Component data from apps and pages:
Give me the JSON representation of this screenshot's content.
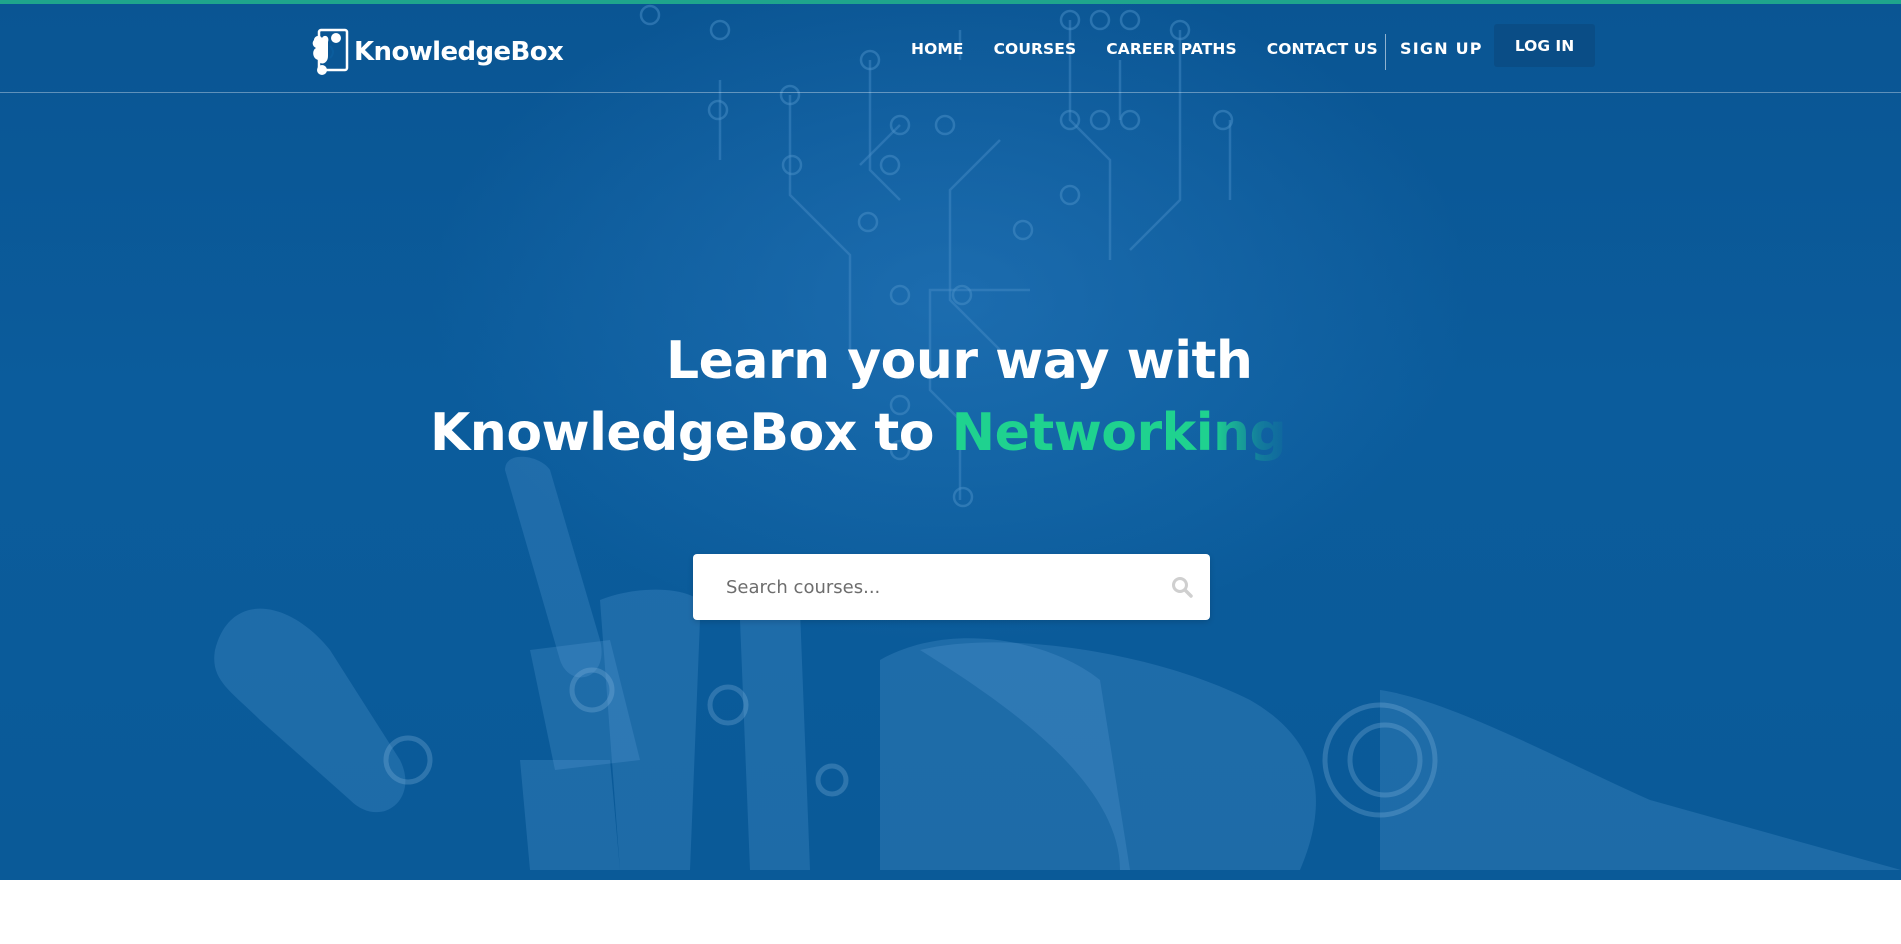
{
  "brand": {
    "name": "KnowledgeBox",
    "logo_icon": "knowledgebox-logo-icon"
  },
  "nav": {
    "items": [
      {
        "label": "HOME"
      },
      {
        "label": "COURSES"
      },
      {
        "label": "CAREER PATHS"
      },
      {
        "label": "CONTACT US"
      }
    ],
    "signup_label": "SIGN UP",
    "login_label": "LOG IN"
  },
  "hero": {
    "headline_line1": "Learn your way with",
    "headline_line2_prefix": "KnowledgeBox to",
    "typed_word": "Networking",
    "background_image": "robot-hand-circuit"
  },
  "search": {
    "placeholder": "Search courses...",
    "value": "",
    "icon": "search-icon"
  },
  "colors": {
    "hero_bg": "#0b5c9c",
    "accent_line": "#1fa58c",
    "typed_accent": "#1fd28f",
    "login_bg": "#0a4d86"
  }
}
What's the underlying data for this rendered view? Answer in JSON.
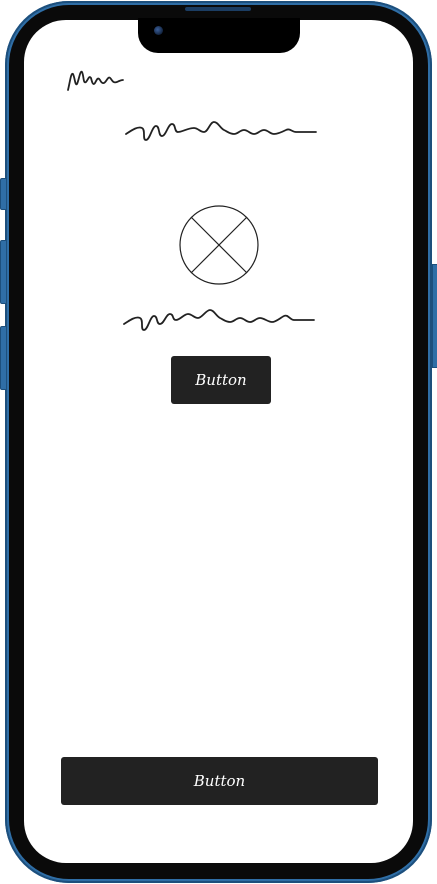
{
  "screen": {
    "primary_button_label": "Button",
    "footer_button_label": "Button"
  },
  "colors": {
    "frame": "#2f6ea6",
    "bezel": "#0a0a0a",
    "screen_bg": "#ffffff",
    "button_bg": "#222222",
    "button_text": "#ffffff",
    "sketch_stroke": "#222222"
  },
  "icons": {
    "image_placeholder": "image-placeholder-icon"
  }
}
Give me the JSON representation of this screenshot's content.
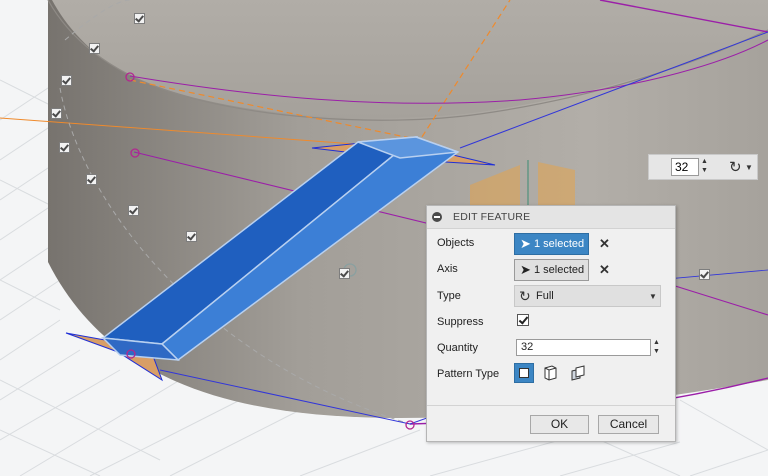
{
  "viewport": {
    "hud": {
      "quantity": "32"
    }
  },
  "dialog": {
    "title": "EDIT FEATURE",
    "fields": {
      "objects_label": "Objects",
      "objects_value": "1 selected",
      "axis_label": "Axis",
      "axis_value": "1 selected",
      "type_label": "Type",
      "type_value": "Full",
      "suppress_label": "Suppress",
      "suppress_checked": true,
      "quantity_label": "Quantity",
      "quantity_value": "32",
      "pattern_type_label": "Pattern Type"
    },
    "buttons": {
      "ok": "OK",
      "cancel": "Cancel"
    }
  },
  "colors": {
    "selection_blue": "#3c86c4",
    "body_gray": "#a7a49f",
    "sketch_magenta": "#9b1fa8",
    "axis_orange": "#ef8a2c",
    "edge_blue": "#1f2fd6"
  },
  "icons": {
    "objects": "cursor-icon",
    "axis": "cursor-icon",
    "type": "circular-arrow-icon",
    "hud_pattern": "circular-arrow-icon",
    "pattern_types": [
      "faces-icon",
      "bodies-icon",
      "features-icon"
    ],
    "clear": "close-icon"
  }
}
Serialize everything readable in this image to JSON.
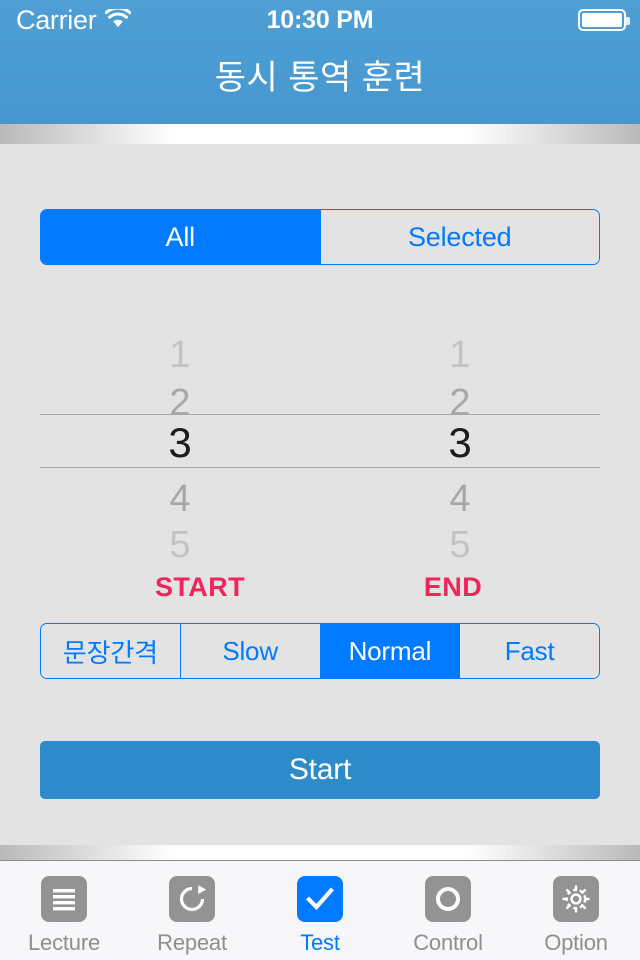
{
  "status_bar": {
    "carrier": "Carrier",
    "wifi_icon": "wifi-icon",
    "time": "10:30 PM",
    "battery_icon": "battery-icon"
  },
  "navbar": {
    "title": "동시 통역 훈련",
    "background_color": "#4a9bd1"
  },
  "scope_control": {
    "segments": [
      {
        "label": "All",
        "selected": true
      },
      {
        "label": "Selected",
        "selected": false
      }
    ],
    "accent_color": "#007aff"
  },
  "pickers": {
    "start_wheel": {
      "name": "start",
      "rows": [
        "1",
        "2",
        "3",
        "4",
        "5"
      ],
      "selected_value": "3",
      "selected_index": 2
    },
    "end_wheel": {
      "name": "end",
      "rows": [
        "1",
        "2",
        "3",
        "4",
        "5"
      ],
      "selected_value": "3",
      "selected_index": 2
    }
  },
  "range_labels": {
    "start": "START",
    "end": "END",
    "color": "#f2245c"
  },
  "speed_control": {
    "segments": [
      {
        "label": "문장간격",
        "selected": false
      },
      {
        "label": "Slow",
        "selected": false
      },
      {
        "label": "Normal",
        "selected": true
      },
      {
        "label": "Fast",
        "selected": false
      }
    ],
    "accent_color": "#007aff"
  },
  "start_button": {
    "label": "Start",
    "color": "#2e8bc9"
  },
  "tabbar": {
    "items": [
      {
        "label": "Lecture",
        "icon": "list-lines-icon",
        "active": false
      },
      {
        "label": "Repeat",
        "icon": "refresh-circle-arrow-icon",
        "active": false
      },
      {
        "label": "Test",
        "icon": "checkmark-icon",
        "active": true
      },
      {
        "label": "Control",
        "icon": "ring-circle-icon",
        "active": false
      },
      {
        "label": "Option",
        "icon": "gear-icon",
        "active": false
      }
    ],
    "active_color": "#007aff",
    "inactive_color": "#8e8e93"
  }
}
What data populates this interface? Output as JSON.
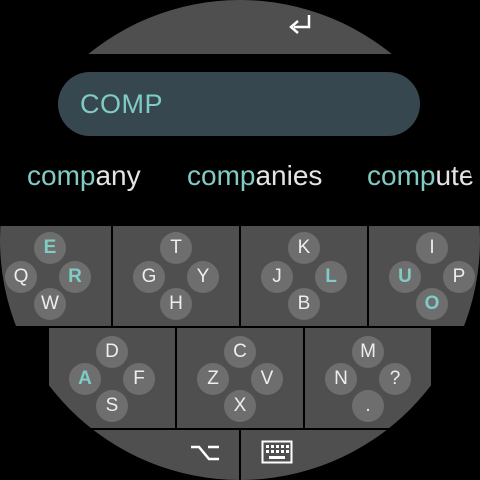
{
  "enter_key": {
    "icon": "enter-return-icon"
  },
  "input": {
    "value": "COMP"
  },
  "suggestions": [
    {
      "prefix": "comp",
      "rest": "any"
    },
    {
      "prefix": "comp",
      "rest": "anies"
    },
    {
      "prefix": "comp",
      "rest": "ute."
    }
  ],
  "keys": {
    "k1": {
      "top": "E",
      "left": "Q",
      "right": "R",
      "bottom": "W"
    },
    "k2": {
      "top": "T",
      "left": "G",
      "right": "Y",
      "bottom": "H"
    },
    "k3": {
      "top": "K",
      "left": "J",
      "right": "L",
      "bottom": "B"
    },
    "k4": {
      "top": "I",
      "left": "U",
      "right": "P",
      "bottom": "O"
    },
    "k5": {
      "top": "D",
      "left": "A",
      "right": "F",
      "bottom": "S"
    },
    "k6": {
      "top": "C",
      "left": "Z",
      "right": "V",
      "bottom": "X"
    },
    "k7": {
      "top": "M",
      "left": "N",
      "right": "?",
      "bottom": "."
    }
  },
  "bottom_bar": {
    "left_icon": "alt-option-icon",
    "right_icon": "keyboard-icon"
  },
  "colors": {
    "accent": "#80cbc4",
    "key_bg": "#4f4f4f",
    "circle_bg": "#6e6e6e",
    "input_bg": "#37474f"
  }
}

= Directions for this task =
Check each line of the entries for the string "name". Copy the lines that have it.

= Answer to the problem =
    "name": "KnowledgeBox",
      "name": "start",
      "name": "end",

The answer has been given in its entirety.